What some companies still lack understanding of is that DEI is not a separate thing, Thompson said. It’s a mindset that needs to be integrated into every single function of their business, from the internal and external communication of brands to the CFO’s role in understanding the risks of not being ADA-compliant.

“The cost of prevention is so much less than a multimillion-dollar lawsuit both in terms of cash and brand,” Thompson said.

Lessons Learned Along The Way

As a leader, Thompson said he’s realized that personal skills are significantly more important than technical aptitude. After all, your job as a leader is to create high productivity across a myriad of stakeholders. You have to know how to engage with investors, the newest employee, an intern and everyone else at the company, and with each one know exactly how to inspire them.

Outside of work, Thompson is a highly ranked racquetball player (currently No. 21 in the state). He’s also a father who has devoted his time to be a board member for Easterseals UCP North Carolina and Virginia as well as Vidant Health, helping thousands get support for mental health and intellectual disabilities and improving healthcare outcomes.

This drive to create a greater impact is what guides Thompson in The Diversity Movement as well. As Thompson said, he wants to make a dent in the world.

“Most people have to work to live, and since most of us have to work, shouldn’t work be a cool place for us to go and spend time?” Thompson said. “If the Diversity Movement can help create better workplaces across the globe, then we’re helping create better lives, better humanity.”

Thompson has learned much over the course of life trajectory, from his earlier experiences at iCube to his current work at The Diversity Movement as well as from his childhood and unorthodox business background. So much so that he’s releasing a book this year titled “Underestimated: A CEO’s Unlikely Path to Success.”

It’s the conclusion of five years of writing, and it fully documents Thompson’s life lessons-turned-business philosophy. The book will be released in fall of this year.

“I think business leaders can create environments where we can have a positive impact on society while we’re making whatever financial goals we want to make—that we can do both,” Thompson said.
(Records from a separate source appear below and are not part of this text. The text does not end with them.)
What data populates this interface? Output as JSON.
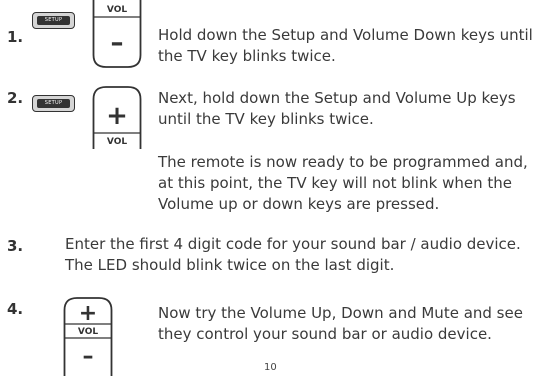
{
  "labels": {
    "setup": "SETUP",
    "vol": "VOL",
    "plus": "+",
    "minus": "–"
  },
  "steps": [
    {
      "number": "1.",
      "text": [
        "Hold down the Setup and Volume Down keys until",
        "the TV key blinks twice."
      ]
    },
    {
      "number": "2.",
      "text": [
        "Next, hold down the Setup and Volume Up keys",
        "until the TV key blinks twice."
      ],
      "note": [
        "The remote is now ready to be programmed and,",
        "at this point, the TV key will not blink when the",
        "Volume up or down keys are pressed."
      ]
    },
    {
      "number": "3.",
      "text": [
        "Enter the first 4 digit code for your sound bar / audio device.",
        "The LED should blink twice on the last digit."
      ]
    },
    {
      "number": "4.",
      "text": [
        "Now try the Volume Up, Down and Mute and see",
        "they control your sound bar or audio device."
      ]
    }
  ],
  "page_number": "10"
}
About Suzanne Blake 362 Articles
Suzanne profiles startups and innovation for GrepBeat. Before working at GrepBeat, Suzanne attended UNC Chapel Hill, obtaining a degree in journalism and political science. Previously, she wrote for CNBC, QSR Magazine, FSR Magazine and The Daily Tar Heel.